ACTIVITY: Pictures must be dropped from the copy of the entries below; all else is returned exactly.

DATA TO PROCESS:
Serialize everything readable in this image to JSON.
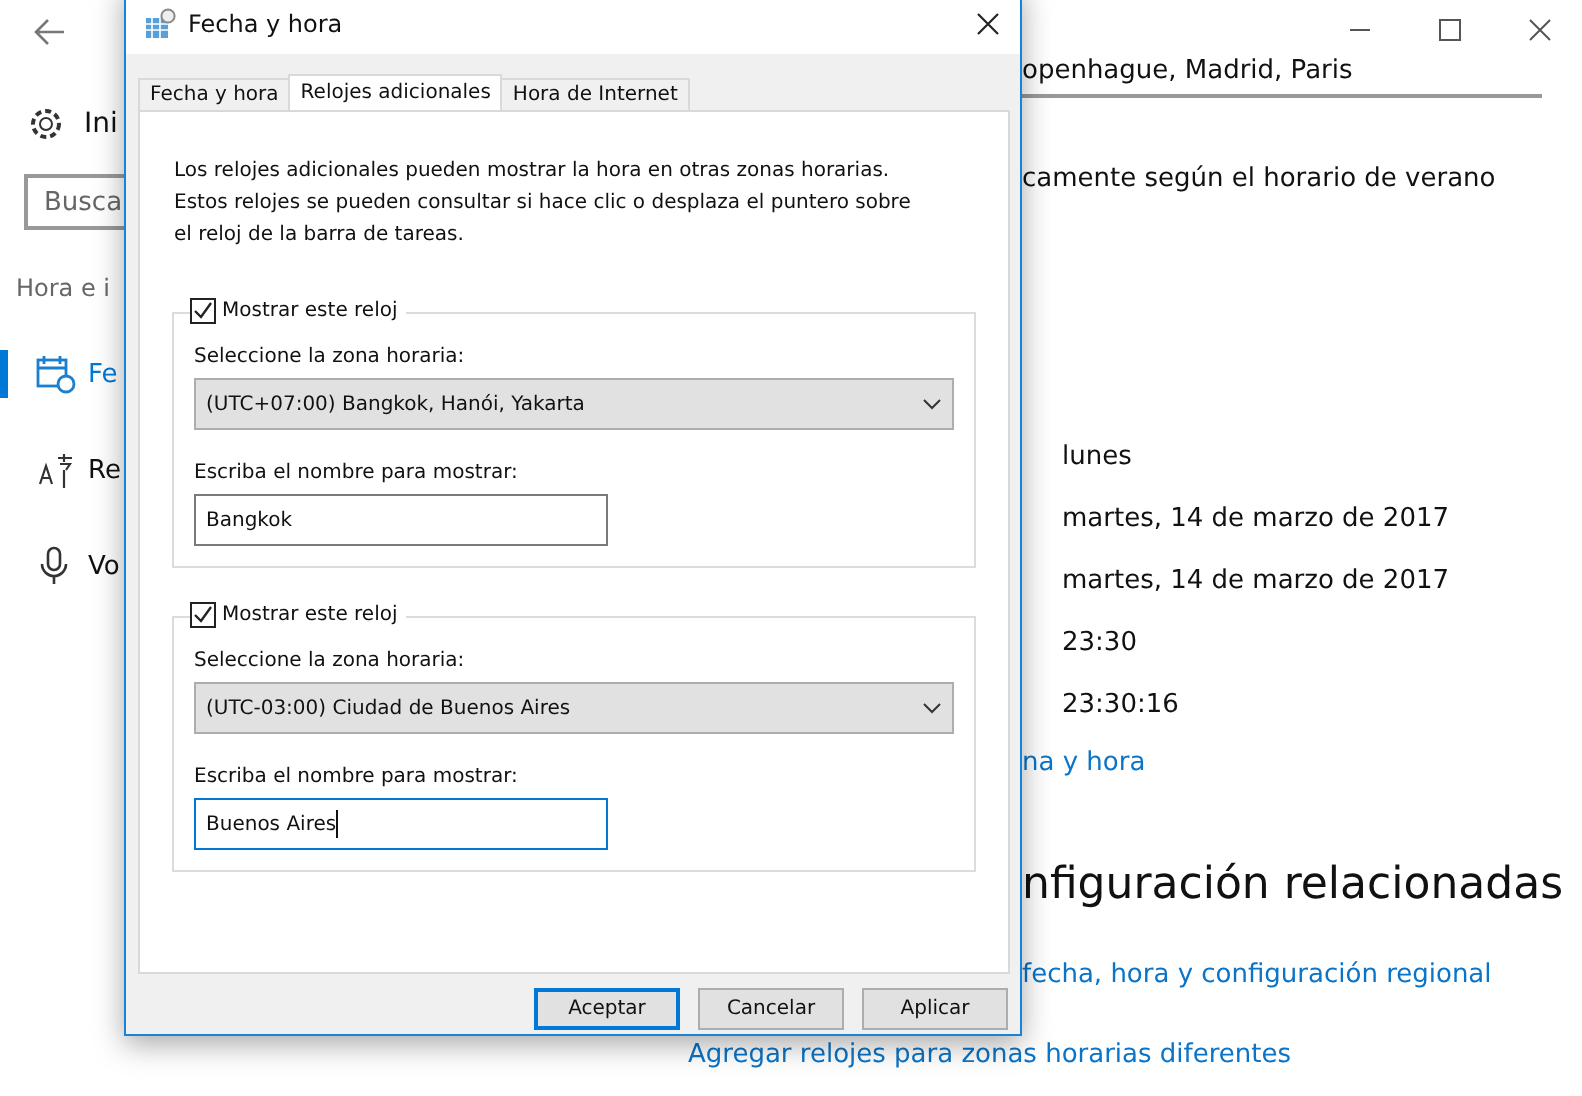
{
  "sidebar": {
    "home_label": "Ini",
    "search": {
      "placeholder": "Busca"
    },
    "section_label": "Hora e i",
    "items": [
      {
        "label": "Fe",
        "kind": "calendar",
        "selected": true
      },
      {
        "label": "Re",
        "kind": "language",
        "selected": false
      },
      {
        "label": "Vo",
        "kind": "microphone",
        "selected": false
      }
    ]
  },
  "content": {
    "time_zone_value": "openhague, Madrid, Paris",
    "dst_text": "camente según el horario de verano",
    "format_values": [
      "lunes",
      "martes, 14 de marzo de 2017",
      "martes, 14 de marzo de 2017",
      "23:30",
      "23:30:16"
    ],
    "change_link": "na y hora",
    "related_heading": "nfiguración relacionadas",
    "related_links": [
      "fecha, hora y configuración regional",
      "Agregar relojes para zonas horarias diferentes"
    ]
  },
  "dialog": {
    "title": "Fecha y hora",
    "tabs": [
      {
        "label": "Fecha y hora",
        "selected": false
      },
      {
        "label": "Relojes adicionales",
        "selected": true
      },
      {
        "label": "Hora de Internet",
        "selected": false
      }
    ],
    "description": "Los relojes adicionales pueden mostrar la hora en otras zonas horarias. Estos relojes se pueden consultar si hace clic o desplaza el puntero sobre el reloj de la barra de tareas.",
    "clocks": [
      {
        "show_label": "Mostrar este reloj",
        "checked": true,
        "zone_label": "Seleccione la zona horaria:",
        "zone": "(UTC+07:00) Bangkok, Hanói, Yakarta",
        "name_label": "Escriba el nombre para mostrar:",
        "name": "Bangkok",
        "focused": false
      },
      {
        "show_label": "Mostrar este reloj",
        "checked": true,
        "zone_label": "Seleccione la zona horaria:",
        "zone": "(UTC-03:00) Ciudad de Buenos Aires",
        "name_label": "Escriba el nombre para mostrar:",
        "name": "Buenos Aires",
        "focused": true
      }
    ],
    "buttons": [
      {
        "label": "Aceptar",
        "default": true
      },
      {
        "label": "Cancelar",
        "default": false
      },
      {
        "label": "Aplicar",
        "default": false
      }
    ]
  }
}
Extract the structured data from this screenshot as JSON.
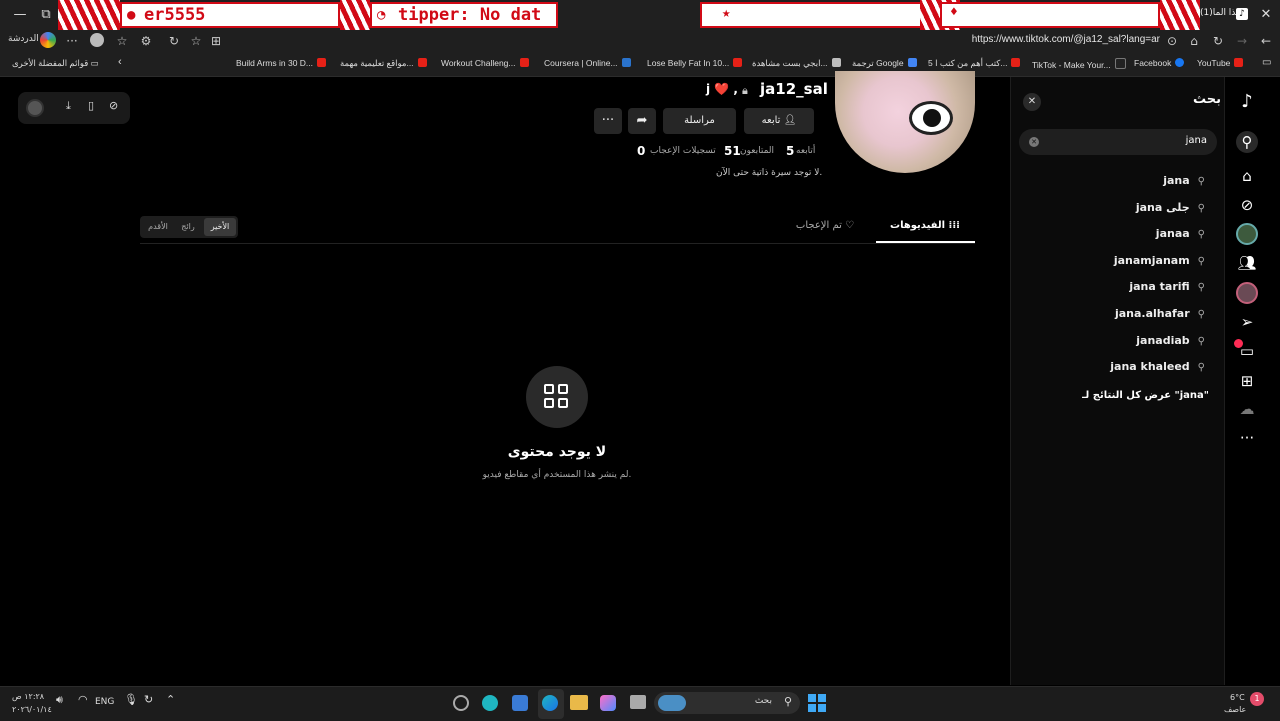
{
  "browser": {
    "tab_banner_1": "er5555",
    "tab_banner_2": "tipper: No dat",
    "tab_title": "هذا الما(1)",
    "url": "https://www.tiktok.com/@ja12_sal?lang=ar",
    "chat_label": "الدردشة",
    "bookmarks": [
      {
        "label": "YouTube",
        "color": "#e62117"
      },
      {
        "label": "Facebook",
        "color": "#1877f2"
      },
      {
        "label": "TikTok - Make Your...",
        "color": "#222222"
      },
      {
        "label": "5 كتب أهم من كتب ا...",
        "color": "#e62117"
      },
      {
        "label": "ترجمة Google",
        "color": "#4285f4"
      },
      {
        "label": "ابجي بست مشاهدة...",
        "color": "#bdbdbd"
      },
      {
        "label": "Lose Belly Fat In 10...",
        "color": "#e62117"
      },
      {
        "label": "Coursera | Online...",
        "color": "#2a73cc"
      },
      {
        "label": "Workout Challeng...",
        "color": "#e62117"
      },
      {
        "label": "مواقع تعليمية مهمة...",
        "color": "#e62117"
      },
      {
        "label": "Build Arms in 30 D...",
        "color": "#e62117"
      }
    ],
    "other_favorites": "قوائم المفضلة الأخرى"
  },
  "search": {
    "title": "بحث",
    "query": "jana",
    "suggestions": [
      "jana",
      "jana جلى",
      "janaa",
      "janamjanam",
      "jana tarifi",
      "jana.alhafar",
      "janadiab",
      "jana khaleed"
    ],
    "see_all": "عرض كل النتائج لـ \"jana\""
  },
  "profile": {
    "username": "ja12_sal",
    "nickname": "j ❤️ ,",
    "follow_btn": "تابعه",
    "message_btn": "مراسلة",
    "following_count": "5",
    "following_label": "أتابعه",
    "followers_count": "51",
    "followers_label": "المتابعون",
    "likes_count": "0",
    "likes_label": "تسجيلات الإعجاب",
    "bio": "لا توجد سيرة ذاتية حتى الآن.",
    "tabs": [
      "الفيديوهات",
      "تم الإعجاب"
    ],
    "sort": [
      "الأخير",
      "رائج",
      "الأقدم"
    ],
    "empty_title": "لا يوجد محتوى",
    "empty_sub": "لم ينشر هذا المستخدم أي مقاطع فيديو."
  },
  "taskbar": {
    "weather_temp": "6°C",
    "weather_desc": "عاصف",
    "search_placeholder": "بحث",
    "lang": "ENG",
    "time": "١٢:٢٨ ص",
    "date": "٢٠٢٦/٠١/١٤",
    "notif_badge": "1"
  },
  "colors": {
    "accent": "#fe2c55",
    "banner_red": "#d10a16"
  }
}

ANSWER TO THIS PROBLEM:
Serialize everything readable in this image to JSON.
{
  "sidebar": {
    "home_label": "Ini",
    "search": {
      "placeholder": "Busca"
    },
    "section_label": "Hora e i",
    "items": [
      {
        "label": "Fe",
        "kind": "calendar",
        "selected": true
      },
      {
        "label": "Re",
        "kind": "language",
        "selected": false
      },
      {
        "label": "Vo",
        "kind": "microphone",
        "selected": false
      }
    ]
  },
  "content": {
    "time_zone_value": "openhague, Madrid, Paris",
    "dst_text": "camente según el horario de verano",
    "format_values": [
      "lunes",
      "martes, 14 de marzo de 2017",
      "martes, 14 de marzo de 2017",
      "23:30",
      "23:30:16"
    ],
    "change_link": "na y hora",
    "related_heading": "nfiguración relacionadas",
    "related_links": [
      "fecha, hora y configuración regional",
      "Agregar relojes para zonas horarias diferentes"
    ]
  },
  "dialog": {
    "title": "Fecha y hora",
    "tabs": [
      {
        "label": "Fecha y hora",
        "selected": false
      },
      {
        "label": "Relojes adicionales",
        "selected": true
      },
      {
        "label": "Hora de Internet",
        "selected": false
      }
    ],
    "description": "Los relojes adicionales pueden mostrar la hora en otras zonas horarias. Estos relojes se pueden consultar si hace clic o desplaza el puntero sobre el reloj de la barra de tareas.",
    "clocks": [
      {
        "show_label": "Mostrar este reloj",
        "checked": true,
        "zone_label": "Seleccione la zona horaria:",
        "zone": "(UTC+07:00) Bangkok, Hanói, Yakarta",
        "name_label": "Escriba el nombre para mostrar:",
        "name": "Bangkok",
        "focused": false
      },
      {
        "show_label": "Mostrar este reloj",
        "checked": true,
        "zone_label": "Seleccione la zona horaria:",
        "zone": "(UTC-03:00) Ciudad de Buenos Aires",
        "name_label": "Escriba el nombre para mostrar:",
        "name": "Buenos Aires",
        "focused": true
      }
    ],
    "buttons": [
      {
        "label": "Aceptar",
        "default": true
      },
      {
        "label": "Cancelar",
        "default": false
      },
      {
        "label": "Aplicar",
        "default": false
      }
    ]
  }
}
Extract the structured data from this screenshot as JSON.
{
  "browser": {
    "tab_banner_1": "er5555",
    "tab_banner_2": "tipper: No dat",
    "tab_title": "هذا الما(1)",
    "url": "https://www.tiktok.com/@ja12_sal?lang=ar",
    "chat_label": "الدردشة",
    "bookmarks": [
      {
        "label": "YouTube",
        "color": "#e62117"
      },
      {
        "label": "Facebook",
        "color": "#1877f2"
      },
      {
        "label": "TikTok - Make Your...",
        "color": "#222222"
      },
      {
        "label": "5 كتب أهم من كتب ا...",
        "color": "#e62117"
      },
      {
        "label": "ترجمة Google",
        "color": "#4285f4"
      },
      {
        "label": "ابجي بست مشاهدة...",
        "color": "#bdbdbd"
      },
      {
        "label": "Lose Belly Fat In 10...",
        "color": "#e62117"
      },
      {
        "label": "Coursera | Online...",
        "color": "#2a73cc"
      },
      {
        "label": "Workout Challeng...",
        "color": "#e62117"
      },
      {
        "label": "مواقع تعليمية مهمة...",
        "color": "#e62117"
      },
      {
        "label": "Build Arms in 30 D...",
        "color": "#e62117"
      }
    ],
    "other_favorites": "قوائم المفضلة الأخرى"
  },
  "search": {
    "title": "بحث",
    "query": "jana",
    "suggestions": [
      "jana",
      "jana جلى",
      "janaa",
      "janamjanam",
      "jana tarifi",
      "jana.alhafar",
      "janadiab",
      "jana khaleed"
    ],
    "see_all": "عرض كل النتائج لـ \"jana\""
  },
  "profile": {
    "username": "ja12_sal",
    "nickname": "j ❤️ ,",
    "follow_btn": "تابعه",
    "message_btn": "مراسلة",
    "following_count": "5",
    "following_label": "أتابعه",
    "followers_count": "51",
    "followers_label": "المتابعون",
    "likes_count": "0",
    "likes_label": "تسجيلات الإعجاب",
    "bio": "لا توجد سيرة ذاتية حتى الآن.",
    "tabs": [
      "الفيديوهات",
      "تم الإعجاب"
    ],
    "sort": [
      "الأخير",
      "رائج",
      "الأقدم"
    ],
    "empty_title": "لا يوجد محتوى",
    "empty_sub": "لم ينشر هذا المستخدم أي مقاطع فيديو."
  },
  "taskbar": {
    "weather_temp": "6°C",
    "weather_desc": "عاصف",
    "search_placeholder": "بحث",
    "lang": "ENG",
    "time": "١٢:٢٨ ص",
    "date": "٢٠٢٦/٠١/١٤",
    "notif_badge": "1"
  },
  "colors": {
    "accent": "#fe2c55",
    "banner_red": "#d10a16"
  }
}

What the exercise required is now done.